Yeah, it's really good.

It's one of the number one selling dishes on the menu. People just rave about it. I just wrote my first book, and it's one of the recipes of the book as well. There's like six ingredients in that dish. But that tuna is 100% sustainable.

When is your book coming out?

October 24. Book's called The Sweet Life. And off that I created a charity. I'm type-one diabetic. I don't know if you knew that...


So the book is called The Sweet Life, and it's a diabetes-based cookbook. It's about 75% cooking and 25% lifestyle. It's a guide, a blueprint. It's the story of me circumnavigating being a type-one diabetic from the age of 11 to today, which is what, 33. How to travel, how to tell a girlfriend you have a syringe in your pocket, how to go through an airport, getting to the Amazon, how to be homeless in Paris for 30 days. Being a type-one diabetic, I drove across the country. I drove to every state, through to Alaska and through to Hawaii. How to eat on the road without eating fast food potato chips.

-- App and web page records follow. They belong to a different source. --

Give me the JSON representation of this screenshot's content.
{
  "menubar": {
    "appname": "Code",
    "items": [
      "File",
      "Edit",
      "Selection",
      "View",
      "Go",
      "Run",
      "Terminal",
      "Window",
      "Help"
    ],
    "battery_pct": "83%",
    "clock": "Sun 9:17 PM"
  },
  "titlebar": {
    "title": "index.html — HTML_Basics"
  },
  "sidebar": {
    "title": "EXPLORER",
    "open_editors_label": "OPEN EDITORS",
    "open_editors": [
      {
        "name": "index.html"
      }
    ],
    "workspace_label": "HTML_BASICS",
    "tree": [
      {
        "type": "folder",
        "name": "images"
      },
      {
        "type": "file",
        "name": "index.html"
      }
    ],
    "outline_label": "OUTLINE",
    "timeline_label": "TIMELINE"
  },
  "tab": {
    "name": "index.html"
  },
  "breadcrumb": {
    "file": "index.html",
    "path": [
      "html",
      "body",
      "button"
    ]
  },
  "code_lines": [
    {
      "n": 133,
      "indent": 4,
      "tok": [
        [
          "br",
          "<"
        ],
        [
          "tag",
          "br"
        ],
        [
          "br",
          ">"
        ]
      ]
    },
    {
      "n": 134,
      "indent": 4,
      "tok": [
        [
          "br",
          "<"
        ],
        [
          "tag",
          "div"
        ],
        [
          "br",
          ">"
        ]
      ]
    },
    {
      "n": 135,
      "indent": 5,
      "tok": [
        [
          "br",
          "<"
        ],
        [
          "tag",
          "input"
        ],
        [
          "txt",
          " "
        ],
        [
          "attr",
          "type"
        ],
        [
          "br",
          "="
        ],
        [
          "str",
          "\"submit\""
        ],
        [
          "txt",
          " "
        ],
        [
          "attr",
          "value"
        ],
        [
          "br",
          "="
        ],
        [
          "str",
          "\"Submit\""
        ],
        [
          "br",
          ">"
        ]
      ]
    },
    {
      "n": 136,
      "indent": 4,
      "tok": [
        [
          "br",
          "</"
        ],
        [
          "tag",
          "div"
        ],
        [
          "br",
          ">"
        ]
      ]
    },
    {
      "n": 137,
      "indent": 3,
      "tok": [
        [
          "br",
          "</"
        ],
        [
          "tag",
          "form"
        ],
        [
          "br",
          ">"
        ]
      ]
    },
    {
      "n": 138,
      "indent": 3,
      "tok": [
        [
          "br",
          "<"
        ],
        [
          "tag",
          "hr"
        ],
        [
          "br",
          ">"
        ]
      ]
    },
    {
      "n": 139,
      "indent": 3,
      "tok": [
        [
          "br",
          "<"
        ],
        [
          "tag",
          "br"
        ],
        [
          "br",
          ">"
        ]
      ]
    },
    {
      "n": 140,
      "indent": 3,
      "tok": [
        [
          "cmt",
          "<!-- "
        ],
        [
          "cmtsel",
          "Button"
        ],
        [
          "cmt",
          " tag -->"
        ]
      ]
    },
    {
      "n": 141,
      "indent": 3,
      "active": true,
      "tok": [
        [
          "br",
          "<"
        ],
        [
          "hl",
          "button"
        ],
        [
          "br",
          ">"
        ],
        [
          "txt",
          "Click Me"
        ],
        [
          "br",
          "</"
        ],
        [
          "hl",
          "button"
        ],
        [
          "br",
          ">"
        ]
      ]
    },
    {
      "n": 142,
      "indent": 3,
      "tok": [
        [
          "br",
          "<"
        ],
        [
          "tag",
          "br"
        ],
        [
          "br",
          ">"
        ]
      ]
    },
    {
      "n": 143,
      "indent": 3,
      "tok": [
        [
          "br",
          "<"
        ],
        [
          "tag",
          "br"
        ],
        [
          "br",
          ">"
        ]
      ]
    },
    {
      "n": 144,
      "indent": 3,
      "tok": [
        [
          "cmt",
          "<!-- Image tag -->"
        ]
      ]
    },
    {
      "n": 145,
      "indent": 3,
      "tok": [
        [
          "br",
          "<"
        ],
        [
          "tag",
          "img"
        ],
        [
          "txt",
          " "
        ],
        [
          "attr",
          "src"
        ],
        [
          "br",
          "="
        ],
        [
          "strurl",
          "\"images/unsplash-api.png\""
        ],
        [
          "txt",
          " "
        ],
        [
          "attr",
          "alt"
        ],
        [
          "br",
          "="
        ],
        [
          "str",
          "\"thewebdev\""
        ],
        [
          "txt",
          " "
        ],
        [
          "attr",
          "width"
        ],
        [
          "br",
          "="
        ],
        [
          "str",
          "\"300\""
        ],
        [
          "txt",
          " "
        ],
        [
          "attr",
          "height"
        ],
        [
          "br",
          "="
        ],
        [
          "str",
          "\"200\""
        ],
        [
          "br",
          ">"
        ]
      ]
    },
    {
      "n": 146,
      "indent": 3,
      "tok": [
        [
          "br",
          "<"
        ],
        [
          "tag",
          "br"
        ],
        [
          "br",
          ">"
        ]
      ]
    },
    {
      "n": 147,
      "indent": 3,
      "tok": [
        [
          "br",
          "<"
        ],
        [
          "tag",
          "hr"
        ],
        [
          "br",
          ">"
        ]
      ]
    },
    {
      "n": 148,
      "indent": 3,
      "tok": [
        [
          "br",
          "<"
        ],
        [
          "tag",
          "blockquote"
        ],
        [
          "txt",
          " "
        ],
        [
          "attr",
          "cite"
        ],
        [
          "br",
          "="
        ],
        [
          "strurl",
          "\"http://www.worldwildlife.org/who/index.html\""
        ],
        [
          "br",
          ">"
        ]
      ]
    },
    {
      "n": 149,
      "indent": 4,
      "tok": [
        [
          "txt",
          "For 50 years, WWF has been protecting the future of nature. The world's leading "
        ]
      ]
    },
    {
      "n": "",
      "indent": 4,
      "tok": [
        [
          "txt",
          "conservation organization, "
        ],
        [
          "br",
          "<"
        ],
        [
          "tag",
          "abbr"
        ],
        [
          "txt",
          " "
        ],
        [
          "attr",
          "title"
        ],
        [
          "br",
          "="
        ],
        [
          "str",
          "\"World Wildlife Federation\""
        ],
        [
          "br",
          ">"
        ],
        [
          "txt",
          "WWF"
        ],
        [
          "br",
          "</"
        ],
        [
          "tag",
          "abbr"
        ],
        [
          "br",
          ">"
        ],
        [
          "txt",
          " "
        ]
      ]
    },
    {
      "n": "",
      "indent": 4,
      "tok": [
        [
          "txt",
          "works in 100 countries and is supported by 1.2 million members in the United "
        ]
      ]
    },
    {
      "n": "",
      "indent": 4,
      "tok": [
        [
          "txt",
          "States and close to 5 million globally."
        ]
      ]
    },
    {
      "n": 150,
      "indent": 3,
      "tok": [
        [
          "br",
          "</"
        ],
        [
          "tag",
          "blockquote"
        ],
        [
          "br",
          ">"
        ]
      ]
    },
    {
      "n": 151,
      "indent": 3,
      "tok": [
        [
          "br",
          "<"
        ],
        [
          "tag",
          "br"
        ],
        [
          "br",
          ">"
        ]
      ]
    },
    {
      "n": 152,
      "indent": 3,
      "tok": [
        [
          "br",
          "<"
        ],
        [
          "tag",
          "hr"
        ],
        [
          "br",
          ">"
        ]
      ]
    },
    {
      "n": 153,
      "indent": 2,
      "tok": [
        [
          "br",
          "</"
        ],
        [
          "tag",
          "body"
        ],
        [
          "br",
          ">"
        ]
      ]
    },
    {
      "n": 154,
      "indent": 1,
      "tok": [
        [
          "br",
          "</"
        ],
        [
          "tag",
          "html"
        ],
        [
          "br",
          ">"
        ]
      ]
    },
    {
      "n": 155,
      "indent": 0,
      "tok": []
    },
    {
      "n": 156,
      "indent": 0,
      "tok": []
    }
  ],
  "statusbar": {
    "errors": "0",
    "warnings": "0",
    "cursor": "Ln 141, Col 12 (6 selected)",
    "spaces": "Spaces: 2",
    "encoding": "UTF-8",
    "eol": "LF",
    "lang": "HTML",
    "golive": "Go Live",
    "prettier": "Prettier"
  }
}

That's a good point. That's one of the things that's really interesting about what's going on in the food world today. There's a lot of hyper-aware chefs in the major cities and sometimes out in the countryside. But it's very difficult to eat when you're on the road and in the middle of this country and eat anything that's eco-conscious or good for you or anything like that.

No, and with that being said there's like 10 items in my book that are kind of like grab and go items. For example I was driving to Durango, Colorado, and I passed this little health food store. I got ground açai, mulberries, golden berries, white sesame seeds, filberts, and goji berries. Eight of the things, six of the...

...Super foods!

Yes. I had a little skillet, a little camping thing. So I put the skillet on there, added the dried açai powder to the pan with no fat and it sort of gets almost woody. Tossed all the other ingredients with a little stevia and sweetened it. It doesn't raise your glycemic index whatsoever. And then I just put it in a Tupperware container and that's what I ate in place of potato chips. I would buy trout or catch trout. You have to take the time to do that, right. You have to want to do that. Like if you're driving cross country, you have to be a little bit more methodical and calculated. Like, Okay, I'm gonna try to sustain on the road. I'm not gonna eat all of this trans fatty, cheese burger, tacos, potato chip-ridden whatever.